Cozart riding recent hot streak at plate

Cozart riding recent hot streak at plate

Cozart riding recent hot streak at plate

CINCINNATI -- Reds shortstop Zack Cozart always feels confident in the field. Recently, much to the delight of manager Dusty Baker, he's also started to feel confident at the plate.

Since his batting average sat at .236 on Aug. 13, Cozart had gone 22-for-62 (.355) with four extra-base hits, including a home run, and 14 RBIs in his last 18 games entering Tuesday. His average climbed to a season-high .251, as he's provided a spark at the bottom of the lineup after spending much of the season batting second.

"The last 10 games or so, my hits are all going up the middle or the other way, which I think is me adjusting to how they're pitching me," said Cozart, who singled in his first at-bat Tuesday. "I'm sure they'll adjust soon enough the other way. But I feel good at the plate."

While he was struggling, Cozart said he remained focused on his defense, where he has excelled. Having a defense-first mentality since college, he said he never carried his struggles at the plate with him to shortstop.

"Defense has kind of kept me sane all year," Cozart said. "That's my No. 1 thing. Joe Morgan always comes up to me and says, 'Hey, defense is No. 1. That's why you're out there.'"

Now, Cozart hopes he can be more of a contributor offensively, and his recent play has proven that to be a possibility, as he extended his hitting streak to eight Tuesday. Although he said he didn't listen to the fans who voiced their frustrations with him batting second earlier in the season, he said he hopes to have his own frustrations behind him.

"Obviously you want to play well and help the team win," Cozart said. "There were certain times early in the year where I didn't feel like I was doing my part. At the end of the day, you just want to go home knowing that at some point, somehow in the game -- whether it's offense or defense -- you helped the team win."

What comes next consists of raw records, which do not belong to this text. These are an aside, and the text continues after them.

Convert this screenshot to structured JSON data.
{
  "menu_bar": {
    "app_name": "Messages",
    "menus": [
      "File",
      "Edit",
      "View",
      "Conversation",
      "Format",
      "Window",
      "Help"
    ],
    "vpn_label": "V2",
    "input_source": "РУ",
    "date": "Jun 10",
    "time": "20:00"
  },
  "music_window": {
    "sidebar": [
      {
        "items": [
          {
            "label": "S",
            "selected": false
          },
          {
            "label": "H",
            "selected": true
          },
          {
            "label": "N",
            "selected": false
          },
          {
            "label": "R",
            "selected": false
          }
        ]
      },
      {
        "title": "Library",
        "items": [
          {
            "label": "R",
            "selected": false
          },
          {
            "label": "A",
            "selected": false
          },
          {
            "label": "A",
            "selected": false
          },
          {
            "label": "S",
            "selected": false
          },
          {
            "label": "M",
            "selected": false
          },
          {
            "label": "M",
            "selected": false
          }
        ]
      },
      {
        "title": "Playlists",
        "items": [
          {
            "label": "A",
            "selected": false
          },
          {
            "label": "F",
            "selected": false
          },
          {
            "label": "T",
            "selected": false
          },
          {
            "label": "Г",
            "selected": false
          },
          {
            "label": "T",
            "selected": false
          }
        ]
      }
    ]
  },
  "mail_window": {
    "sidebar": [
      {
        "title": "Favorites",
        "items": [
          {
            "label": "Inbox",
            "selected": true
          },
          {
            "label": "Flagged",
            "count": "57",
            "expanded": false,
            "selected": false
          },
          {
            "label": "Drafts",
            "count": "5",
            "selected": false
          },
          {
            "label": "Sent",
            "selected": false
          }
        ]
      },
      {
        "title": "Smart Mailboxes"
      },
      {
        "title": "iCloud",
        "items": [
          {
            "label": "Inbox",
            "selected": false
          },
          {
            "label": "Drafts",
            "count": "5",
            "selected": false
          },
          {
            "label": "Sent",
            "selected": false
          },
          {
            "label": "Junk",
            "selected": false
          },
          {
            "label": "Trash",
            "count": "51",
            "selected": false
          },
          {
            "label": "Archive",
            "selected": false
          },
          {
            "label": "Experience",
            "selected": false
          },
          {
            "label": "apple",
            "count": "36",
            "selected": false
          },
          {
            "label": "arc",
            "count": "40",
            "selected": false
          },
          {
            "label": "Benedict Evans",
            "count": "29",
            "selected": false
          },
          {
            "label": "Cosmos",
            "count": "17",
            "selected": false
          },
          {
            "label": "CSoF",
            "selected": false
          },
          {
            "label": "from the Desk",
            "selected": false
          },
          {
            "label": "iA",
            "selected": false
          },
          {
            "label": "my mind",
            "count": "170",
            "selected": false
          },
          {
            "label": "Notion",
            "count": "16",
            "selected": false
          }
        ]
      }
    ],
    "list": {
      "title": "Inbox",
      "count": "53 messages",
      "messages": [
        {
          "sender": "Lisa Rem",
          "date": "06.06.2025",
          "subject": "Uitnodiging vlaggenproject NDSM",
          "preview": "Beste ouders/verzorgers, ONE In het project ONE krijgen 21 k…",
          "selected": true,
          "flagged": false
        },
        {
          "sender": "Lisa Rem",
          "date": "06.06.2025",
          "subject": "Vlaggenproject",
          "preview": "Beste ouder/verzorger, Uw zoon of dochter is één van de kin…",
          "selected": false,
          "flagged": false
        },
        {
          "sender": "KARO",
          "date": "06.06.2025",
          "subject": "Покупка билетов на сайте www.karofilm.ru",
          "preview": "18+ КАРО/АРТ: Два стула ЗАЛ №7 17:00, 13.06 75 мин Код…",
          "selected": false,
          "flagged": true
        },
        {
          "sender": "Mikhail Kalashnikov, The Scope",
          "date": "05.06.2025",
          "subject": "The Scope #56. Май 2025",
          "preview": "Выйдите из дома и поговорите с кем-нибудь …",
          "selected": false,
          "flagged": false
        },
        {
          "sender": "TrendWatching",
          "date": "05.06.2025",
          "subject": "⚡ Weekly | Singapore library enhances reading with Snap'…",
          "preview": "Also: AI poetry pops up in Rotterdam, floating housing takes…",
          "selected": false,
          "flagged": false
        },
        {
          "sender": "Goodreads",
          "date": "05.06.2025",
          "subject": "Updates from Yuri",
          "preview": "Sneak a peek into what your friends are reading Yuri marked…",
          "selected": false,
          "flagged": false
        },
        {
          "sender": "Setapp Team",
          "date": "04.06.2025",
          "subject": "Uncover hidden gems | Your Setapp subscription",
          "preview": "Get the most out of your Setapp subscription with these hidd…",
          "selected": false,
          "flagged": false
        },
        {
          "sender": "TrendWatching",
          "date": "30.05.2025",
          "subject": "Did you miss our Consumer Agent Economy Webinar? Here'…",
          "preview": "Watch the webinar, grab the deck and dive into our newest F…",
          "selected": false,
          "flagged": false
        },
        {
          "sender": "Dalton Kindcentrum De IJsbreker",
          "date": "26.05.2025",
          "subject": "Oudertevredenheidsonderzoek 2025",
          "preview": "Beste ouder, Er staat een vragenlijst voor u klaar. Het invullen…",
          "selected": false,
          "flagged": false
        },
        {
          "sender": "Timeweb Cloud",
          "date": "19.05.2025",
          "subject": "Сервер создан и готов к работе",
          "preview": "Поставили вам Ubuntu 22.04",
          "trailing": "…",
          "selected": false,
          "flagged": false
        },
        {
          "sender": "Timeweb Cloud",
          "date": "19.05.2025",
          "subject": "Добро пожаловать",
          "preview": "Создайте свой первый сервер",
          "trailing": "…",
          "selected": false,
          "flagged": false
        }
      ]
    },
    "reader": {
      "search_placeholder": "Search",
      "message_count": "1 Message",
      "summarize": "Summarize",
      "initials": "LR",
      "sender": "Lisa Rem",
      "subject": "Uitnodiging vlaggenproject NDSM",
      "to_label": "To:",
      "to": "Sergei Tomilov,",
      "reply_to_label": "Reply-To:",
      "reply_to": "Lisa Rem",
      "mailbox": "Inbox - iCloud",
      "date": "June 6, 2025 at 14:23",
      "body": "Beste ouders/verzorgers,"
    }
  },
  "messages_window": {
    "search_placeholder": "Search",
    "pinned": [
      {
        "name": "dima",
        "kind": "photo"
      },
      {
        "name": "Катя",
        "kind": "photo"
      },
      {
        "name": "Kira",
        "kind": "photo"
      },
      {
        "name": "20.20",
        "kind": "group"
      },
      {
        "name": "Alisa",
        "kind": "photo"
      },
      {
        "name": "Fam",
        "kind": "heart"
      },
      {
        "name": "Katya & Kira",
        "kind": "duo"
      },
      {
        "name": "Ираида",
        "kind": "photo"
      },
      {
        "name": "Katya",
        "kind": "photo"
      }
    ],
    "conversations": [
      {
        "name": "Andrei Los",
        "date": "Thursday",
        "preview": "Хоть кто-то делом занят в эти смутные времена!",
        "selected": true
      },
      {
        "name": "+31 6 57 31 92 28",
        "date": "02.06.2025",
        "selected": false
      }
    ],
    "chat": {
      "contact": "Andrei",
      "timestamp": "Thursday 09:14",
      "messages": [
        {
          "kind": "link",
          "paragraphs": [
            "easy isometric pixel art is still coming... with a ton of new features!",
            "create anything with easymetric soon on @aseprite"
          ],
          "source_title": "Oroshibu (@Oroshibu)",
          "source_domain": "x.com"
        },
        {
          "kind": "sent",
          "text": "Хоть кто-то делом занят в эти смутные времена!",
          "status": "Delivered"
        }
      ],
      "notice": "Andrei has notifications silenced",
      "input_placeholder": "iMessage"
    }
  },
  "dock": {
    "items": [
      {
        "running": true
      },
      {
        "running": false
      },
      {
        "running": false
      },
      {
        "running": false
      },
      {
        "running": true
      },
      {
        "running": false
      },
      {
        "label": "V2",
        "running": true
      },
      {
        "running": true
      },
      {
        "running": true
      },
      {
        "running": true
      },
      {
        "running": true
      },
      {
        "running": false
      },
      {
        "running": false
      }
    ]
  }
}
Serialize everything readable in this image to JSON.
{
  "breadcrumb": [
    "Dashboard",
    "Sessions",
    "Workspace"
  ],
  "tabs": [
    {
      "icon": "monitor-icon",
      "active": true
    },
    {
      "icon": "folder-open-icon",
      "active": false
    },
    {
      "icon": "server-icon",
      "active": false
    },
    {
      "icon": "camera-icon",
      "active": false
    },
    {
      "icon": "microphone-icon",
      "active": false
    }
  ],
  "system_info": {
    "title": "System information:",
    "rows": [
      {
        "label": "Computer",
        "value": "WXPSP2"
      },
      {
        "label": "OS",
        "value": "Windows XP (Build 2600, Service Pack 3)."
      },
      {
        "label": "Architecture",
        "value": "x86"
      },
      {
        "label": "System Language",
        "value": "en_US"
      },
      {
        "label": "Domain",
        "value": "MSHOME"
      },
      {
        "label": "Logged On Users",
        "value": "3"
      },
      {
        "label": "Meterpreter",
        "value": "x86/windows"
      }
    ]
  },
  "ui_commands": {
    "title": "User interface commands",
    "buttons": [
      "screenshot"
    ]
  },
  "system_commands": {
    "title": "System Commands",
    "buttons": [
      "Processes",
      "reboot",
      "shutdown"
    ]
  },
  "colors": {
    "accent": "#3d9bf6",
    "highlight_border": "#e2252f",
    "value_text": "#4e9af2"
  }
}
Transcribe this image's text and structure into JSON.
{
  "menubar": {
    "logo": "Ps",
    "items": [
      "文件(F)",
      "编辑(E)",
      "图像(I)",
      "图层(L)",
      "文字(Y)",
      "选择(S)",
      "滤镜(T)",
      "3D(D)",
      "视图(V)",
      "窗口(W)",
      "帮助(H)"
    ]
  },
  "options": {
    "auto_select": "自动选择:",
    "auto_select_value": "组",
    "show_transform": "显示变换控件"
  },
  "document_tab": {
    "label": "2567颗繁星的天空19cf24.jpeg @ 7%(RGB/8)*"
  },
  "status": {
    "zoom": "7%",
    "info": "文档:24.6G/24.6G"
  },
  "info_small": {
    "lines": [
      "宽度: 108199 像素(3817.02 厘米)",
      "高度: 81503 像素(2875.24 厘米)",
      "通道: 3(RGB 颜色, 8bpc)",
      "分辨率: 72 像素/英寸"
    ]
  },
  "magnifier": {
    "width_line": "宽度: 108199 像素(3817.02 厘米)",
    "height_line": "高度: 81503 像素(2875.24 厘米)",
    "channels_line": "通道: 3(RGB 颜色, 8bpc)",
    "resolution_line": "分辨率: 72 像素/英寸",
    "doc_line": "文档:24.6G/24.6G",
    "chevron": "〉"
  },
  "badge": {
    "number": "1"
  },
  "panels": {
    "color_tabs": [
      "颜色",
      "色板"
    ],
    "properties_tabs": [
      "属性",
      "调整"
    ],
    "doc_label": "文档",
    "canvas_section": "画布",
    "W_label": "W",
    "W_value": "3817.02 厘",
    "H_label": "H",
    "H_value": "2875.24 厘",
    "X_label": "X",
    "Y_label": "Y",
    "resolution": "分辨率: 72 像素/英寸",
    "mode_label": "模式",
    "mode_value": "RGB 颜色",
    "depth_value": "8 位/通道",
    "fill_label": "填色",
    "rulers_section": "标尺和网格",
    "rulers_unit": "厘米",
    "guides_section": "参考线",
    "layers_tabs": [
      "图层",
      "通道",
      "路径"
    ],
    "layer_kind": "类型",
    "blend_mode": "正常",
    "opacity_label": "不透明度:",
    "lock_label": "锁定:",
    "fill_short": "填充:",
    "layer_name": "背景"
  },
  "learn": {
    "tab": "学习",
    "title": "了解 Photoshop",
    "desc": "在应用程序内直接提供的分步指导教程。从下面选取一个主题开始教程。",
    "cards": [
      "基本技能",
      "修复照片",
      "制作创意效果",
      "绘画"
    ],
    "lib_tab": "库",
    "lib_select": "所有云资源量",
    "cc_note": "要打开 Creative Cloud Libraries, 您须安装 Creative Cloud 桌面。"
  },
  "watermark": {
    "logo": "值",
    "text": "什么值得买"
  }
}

Jeremy Warnemuende is an associate reporter for This story was not subject to the approval of Major League Baseball or its clubs.